In mathematics, the concept of "greater than" is used to compare two numbers or quantities. The symbol used to represent "greater than" is >. When comparing two numbers, if the first number is larger than the second number, we say that the first number is greater than the second number.

For example:

- 5 > 3 (read as "5 is greater than 3")
- 10 > 7 (read as "10 is greater than 7")
- 15 > 15 (read as "15 is greater than 15" - this statement is false because 15 is not greater than itself)

To understand the concept of "greater than", it's important to remember the following key points:

**Symbol:**The symbol for "greater than" is >. Always read this symbol as "is greater than" when comparing numbers.**Comparison:**When comparing two numbers, the number on the left side of the > symbol is being compared to the number on the right side.**Number Line:**Understanding the concept of "greater than" can be visualized on a number line. Larger numbers are located to the right on the number line, while smaller numbers are located to the left.

It's important to practice identifying and using the "greater than" concept with various numbers to gain a strong understanding of this mathematical comparison.

Now that you understand the concept of "greater than", you can confidently compare numbers and quantities using the > symbol!

Study GuideWhole Numbers to Millions Worksheet/Answer key

Whole Numbers to Millions Worksheet/Answer key

Whole Numbers to Millions Worksheet/Answer key

Whole Numbers to Millions Worksheet/Answer keyWhole numbers Worksheet/Answer keyWhole numbers Vocabulary/Answer keyWhole Numbers to Millions

Number and Operations (NCTM)

Understand numbers, ways of representing numbers, relationships among numbers, and number systems.

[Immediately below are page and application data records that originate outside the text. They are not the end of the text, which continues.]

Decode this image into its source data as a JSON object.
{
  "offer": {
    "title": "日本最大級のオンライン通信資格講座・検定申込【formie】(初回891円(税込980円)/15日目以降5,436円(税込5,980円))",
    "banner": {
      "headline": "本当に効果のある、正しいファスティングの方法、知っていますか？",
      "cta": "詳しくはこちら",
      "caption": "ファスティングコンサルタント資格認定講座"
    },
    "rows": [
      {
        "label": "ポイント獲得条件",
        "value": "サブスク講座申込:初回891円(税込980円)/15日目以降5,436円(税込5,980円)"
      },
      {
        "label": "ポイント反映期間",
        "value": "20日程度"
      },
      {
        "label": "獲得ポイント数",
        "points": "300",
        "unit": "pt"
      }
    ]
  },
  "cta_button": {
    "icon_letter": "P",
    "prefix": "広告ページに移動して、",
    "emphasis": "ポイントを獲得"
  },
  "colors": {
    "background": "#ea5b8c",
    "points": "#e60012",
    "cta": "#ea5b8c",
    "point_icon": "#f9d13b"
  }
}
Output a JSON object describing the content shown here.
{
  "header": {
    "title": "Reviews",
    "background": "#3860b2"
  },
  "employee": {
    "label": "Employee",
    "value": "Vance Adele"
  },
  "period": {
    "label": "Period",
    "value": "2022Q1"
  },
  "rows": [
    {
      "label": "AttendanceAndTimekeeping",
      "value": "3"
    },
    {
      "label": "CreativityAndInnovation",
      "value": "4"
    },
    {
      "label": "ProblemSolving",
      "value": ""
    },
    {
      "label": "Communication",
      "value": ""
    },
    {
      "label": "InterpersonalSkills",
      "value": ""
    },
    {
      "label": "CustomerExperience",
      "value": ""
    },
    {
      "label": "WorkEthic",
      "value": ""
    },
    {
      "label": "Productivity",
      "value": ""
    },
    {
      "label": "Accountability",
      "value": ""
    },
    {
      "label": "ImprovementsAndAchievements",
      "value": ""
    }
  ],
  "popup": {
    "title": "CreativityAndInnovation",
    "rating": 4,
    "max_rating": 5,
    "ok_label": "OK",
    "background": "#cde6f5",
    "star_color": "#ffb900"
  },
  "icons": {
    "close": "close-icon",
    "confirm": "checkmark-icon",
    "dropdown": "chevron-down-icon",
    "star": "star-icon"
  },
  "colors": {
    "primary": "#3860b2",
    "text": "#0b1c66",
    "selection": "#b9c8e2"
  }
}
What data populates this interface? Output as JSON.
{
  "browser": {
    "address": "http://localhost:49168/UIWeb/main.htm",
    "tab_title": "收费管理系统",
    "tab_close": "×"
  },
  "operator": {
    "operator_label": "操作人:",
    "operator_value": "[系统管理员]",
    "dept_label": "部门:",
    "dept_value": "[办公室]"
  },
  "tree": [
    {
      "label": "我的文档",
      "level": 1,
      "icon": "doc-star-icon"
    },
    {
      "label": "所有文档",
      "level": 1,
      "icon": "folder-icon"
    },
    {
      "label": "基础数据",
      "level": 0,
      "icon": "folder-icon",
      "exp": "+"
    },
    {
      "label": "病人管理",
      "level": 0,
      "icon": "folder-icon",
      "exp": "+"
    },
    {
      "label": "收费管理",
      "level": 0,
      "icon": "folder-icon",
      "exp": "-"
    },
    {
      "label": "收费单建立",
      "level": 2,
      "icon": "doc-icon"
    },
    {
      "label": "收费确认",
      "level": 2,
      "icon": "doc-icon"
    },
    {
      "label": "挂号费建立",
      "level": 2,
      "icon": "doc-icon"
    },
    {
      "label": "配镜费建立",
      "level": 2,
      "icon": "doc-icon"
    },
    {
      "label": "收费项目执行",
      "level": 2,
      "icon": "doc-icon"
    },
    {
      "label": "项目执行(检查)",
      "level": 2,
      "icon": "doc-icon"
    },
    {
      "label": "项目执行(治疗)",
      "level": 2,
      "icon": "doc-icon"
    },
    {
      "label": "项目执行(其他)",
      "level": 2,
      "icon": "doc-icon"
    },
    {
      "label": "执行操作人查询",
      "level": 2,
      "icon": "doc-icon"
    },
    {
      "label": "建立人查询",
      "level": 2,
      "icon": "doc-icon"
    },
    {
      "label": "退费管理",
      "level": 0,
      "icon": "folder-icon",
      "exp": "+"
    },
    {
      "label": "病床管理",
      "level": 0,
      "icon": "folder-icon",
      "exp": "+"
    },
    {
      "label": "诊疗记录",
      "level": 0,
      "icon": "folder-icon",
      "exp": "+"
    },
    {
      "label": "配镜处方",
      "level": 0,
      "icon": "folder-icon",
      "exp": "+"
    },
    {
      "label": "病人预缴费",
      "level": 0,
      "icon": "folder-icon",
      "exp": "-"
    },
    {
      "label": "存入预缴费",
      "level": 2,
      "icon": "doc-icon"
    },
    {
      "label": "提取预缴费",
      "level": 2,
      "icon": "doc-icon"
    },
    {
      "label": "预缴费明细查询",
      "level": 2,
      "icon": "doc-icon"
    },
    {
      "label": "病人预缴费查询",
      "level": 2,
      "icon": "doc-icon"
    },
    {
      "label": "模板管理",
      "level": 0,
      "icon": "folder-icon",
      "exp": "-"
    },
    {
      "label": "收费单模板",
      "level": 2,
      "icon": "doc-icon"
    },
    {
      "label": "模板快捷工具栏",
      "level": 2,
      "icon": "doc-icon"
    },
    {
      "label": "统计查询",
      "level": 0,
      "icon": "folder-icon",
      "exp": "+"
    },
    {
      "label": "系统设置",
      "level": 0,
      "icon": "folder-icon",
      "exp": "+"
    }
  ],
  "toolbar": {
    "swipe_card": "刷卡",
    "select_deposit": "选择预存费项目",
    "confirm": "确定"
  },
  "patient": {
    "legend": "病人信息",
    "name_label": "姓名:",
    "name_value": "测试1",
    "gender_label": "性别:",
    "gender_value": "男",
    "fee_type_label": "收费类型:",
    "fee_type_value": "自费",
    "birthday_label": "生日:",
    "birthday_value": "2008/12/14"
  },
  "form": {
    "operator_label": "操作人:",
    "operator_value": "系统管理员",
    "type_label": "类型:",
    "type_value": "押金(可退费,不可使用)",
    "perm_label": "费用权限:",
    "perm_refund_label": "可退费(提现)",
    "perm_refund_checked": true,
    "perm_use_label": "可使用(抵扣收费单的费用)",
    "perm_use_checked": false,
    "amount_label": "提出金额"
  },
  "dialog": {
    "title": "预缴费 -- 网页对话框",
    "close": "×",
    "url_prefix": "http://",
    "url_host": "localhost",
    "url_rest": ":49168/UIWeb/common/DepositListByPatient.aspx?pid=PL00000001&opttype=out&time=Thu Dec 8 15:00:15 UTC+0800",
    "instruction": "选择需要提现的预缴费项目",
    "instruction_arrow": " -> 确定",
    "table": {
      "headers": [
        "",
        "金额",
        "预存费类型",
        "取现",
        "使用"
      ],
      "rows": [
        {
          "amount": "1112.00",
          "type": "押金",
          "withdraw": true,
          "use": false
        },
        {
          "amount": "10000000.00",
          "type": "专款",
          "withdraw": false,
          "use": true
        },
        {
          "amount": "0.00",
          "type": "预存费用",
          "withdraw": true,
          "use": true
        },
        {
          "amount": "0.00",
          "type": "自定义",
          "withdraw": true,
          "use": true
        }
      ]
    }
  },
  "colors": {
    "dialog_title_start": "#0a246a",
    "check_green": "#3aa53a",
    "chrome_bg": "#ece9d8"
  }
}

Understand the place-value structure of the base-ten number system and be able to represent and compare whole numbers and decimals.

Algebra (NCTM)

Use mathematical models to represent and understand quantitative relationships.

Model problem situations with objects and use representations such as graphs, tables, and equations to draw conclusions.

Connections to the Grade 5 Focal Points (NCTM)

Number and Operations: Building on their work in grade 4, students extend their understanding of place value to numbers through millions and millionths in various contexts. They apply what they know about multiplication of whole numbers to larger numbers. Students also explore contexts that they can describe with negative numbers (e.g., situations of owing money or measuring elevations above and below sea level).